(Records from a data source)
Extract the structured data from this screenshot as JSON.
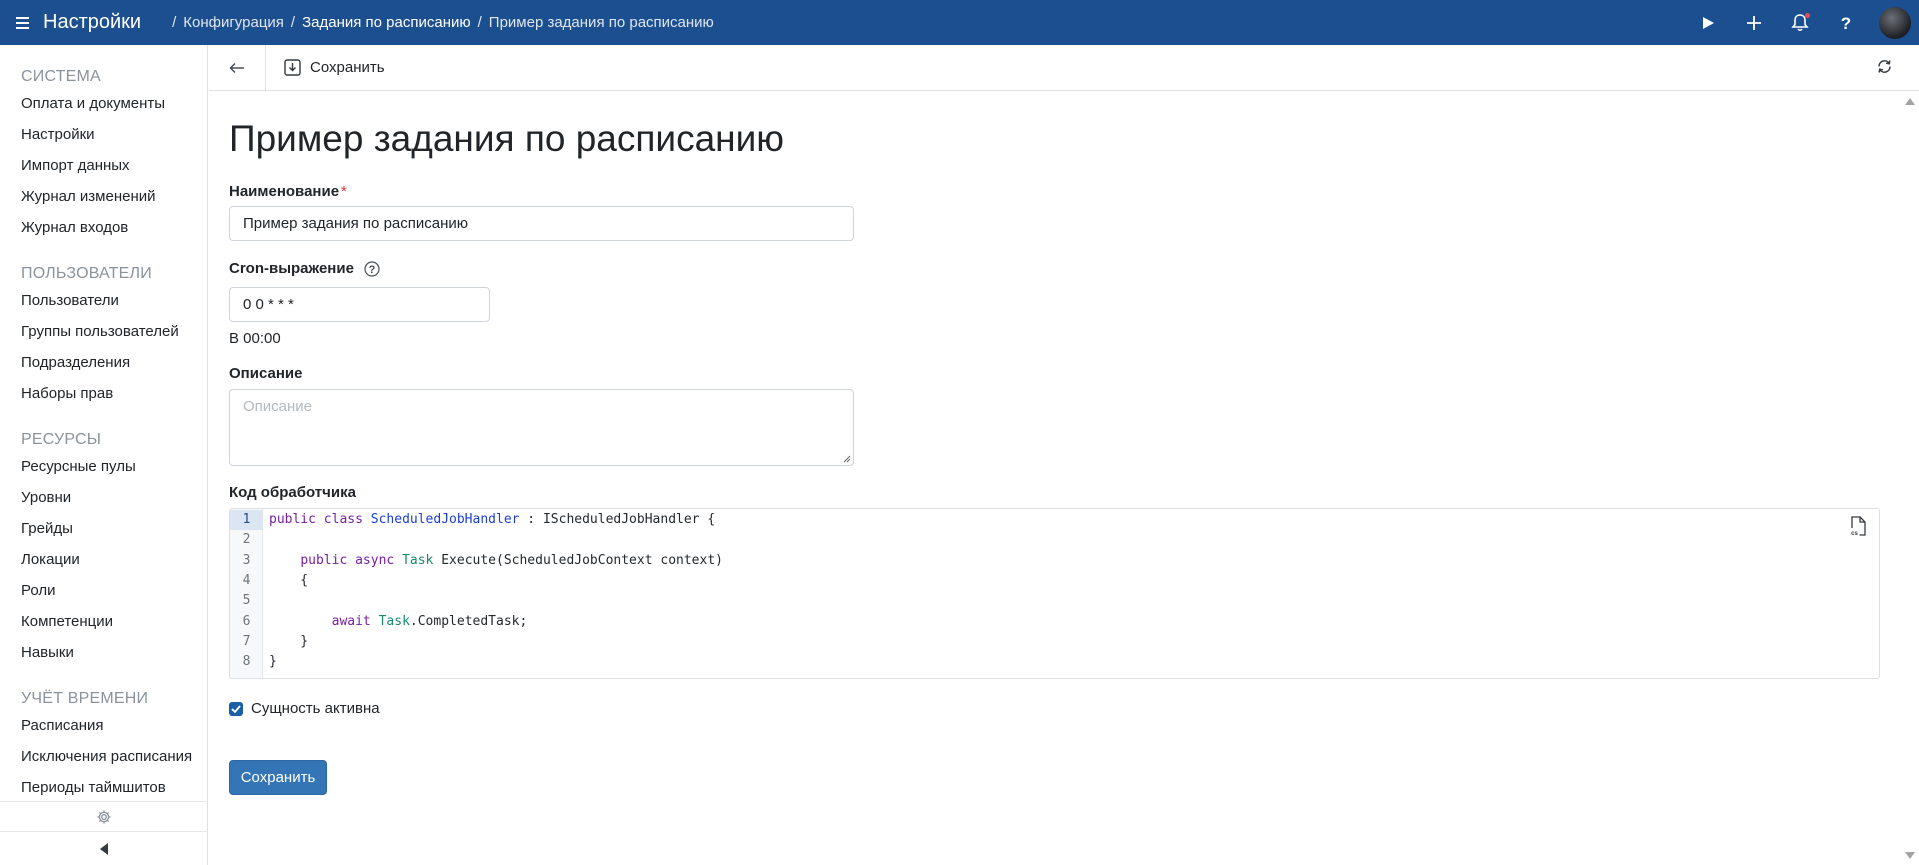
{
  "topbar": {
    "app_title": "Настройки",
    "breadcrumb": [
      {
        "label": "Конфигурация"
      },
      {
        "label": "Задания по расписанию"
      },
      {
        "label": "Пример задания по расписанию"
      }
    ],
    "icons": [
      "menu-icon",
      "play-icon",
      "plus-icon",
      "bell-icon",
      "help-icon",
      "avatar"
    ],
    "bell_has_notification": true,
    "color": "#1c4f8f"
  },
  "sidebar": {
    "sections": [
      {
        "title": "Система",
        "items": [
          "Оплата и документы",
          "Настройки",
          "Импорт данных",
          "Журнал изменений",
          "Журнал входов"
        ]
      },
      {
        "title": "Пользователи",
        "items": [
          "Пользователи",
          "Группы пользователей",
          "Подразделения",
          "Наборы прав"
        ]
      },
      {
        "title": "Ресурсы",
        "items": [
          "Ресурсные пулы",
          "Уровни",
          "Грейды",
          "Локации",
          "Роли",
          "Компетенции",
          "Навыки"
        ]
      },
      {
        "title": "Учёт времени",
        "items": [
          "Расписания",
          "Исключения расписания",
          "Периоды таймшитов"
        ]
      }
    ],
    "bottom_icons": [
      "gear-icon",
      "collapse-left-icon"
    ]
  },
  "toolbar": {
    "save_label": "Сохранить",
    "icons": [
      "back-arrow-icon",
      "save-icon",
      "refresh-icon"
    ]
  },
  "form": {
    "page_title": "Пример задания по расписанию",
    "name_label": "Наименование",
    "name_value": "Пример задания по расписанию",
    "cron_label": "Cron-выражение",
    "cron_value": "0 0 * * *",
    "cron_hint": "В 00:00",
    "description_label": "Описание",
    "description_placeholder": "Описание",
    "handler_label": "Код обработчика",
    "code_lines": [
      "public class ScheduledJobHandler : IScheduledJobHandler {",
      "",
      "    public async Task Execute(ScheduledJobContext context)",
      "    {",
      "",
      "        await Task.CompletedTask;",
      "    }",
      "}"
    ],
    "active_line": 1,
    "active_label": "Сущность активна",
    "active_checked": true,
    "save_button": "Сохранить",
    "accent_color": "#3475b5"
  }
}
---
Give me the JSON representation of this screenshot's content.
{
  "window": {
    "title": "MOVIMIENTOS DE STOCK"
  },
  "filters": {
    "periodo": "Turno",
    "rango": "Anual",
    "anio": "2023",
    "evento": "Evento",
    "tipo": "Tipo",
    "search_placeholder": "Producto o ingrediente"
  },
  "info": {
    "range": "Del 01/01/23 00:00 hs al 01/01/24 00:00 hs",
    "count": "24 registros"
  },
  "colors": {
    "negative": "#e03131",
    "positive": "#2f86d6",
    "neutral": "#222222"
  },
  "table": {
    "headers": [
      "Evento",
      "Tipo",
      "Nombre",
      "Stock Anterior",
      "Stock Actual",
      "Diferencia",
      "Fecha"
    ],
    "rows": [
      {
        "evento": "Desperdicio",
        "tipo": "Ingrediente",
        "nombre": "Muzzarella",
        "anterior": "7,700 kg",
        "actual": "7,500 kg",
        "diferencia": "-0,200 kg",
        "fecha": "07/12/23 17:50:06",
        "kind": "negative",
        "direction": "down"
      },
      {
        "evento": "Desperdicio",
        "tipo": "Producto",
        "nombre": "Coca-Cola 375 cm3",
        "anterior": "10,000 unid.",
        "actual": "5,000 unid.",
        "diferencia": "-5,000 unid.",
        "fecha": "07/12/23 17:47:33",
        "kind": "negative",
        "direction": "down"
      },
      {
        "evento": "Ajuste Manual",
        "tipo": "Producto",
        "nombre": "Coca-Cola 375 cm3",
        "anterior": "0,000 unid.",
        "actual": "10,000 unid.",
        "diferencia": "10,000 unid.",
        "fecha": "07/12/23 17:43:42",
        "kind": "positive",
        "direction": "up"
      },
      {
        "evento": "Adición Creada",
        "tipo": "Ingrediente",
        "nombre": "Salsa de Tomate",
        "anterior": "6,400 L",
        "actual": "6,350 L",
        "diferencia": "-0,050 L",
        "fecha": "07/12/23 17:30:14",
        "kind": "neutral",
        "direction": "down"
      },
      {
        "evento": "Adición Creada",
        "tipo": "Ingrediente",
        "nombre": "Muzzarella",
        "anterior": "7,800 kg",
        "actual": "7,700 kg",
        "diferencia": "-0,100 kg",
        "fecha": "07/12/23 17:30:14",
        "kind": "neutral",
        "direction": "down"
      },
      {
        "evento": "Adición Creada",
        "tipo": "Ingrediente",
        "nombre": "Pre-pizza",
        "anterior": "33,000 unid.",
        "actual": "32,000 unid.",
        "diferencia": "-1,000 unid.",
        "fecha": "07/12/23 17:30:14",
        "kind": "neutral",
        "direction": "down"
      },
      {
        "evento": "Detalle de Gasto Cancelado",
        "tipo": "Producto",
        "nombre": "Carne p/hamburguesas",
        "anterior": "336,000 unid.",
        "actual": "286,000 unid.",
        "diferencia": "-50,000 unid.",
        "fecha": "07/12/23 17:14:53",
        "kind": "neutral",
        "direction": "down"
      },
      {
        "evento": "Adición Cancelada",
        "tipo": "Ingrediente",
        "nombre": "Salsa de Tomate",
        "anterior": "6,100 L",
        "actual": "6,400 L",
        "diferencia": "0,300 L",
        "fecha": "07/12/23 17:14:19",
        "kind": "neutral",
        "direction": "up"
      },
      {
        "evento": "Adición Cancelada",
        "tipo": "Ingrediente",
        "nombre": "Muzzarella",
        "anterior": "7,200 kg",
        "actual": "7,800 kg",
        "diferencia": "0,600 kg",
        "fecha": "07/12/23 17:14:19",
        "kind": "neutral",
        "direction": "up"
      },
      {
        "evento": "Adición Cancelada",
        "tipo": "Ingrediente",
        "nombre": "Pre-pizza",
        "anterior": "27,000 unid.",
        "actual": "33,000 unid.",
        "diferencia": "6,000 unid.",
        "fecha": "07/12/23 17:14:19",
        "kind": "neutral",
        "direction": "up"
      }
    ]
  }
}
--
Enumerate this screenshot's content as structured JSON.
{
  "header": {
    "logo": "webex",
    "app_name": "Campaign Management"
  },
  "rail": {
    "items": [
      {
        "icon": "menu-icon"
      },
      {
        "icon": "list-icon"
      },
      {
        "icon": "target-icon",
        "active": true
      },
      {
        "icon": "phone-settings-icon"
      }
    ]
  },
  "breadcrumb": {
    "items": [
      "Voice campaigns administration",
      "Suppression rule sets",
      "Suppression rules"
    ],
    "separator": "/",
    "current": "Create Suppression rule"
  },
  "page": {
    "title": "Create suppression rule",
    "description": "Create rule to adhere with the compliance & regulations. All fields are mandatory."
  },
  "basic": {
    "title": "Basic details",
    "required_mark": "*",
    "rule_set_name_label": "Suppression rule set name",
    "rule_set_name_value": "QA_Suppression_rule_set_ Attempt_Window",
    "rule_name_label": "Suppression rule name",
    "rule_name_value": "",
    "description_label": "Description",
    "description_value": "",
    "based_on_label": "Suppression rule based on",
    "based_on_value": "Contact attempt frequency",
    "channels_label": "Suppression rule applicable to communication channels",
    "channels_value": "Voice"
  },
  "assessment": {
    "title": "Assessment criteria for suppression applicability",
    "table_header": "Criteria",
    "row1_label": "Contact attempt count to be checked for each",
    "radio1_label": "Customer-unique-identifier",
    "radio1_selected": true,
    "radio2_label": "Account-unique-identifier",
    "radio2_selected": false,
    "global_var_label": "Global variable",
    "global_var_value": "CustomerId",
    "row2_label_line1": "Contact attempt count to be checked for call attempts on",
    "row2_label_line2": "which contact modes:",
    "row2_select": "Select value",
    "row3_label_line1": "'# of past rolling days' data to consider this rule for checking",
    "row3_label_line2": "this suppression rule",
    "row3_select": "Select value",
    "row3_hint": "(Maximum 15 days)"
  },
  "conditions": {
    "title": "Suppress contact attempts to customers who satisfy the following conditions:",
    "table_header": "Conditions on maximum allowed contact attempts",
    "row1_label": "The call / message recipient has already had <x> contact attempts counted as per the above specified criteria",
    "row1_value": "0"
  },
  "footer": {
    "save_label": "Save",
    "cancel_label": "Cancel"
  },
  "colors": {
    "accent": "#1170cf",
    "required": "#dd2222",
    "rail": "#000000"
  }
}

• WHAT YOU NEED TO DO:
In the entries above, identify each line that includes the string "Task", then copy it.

• SOLUTION FOR THIS EXERCISE:
      "    public async Task Execute(ScheduledJobContext context)",
      "        await Task.CompletedTask;",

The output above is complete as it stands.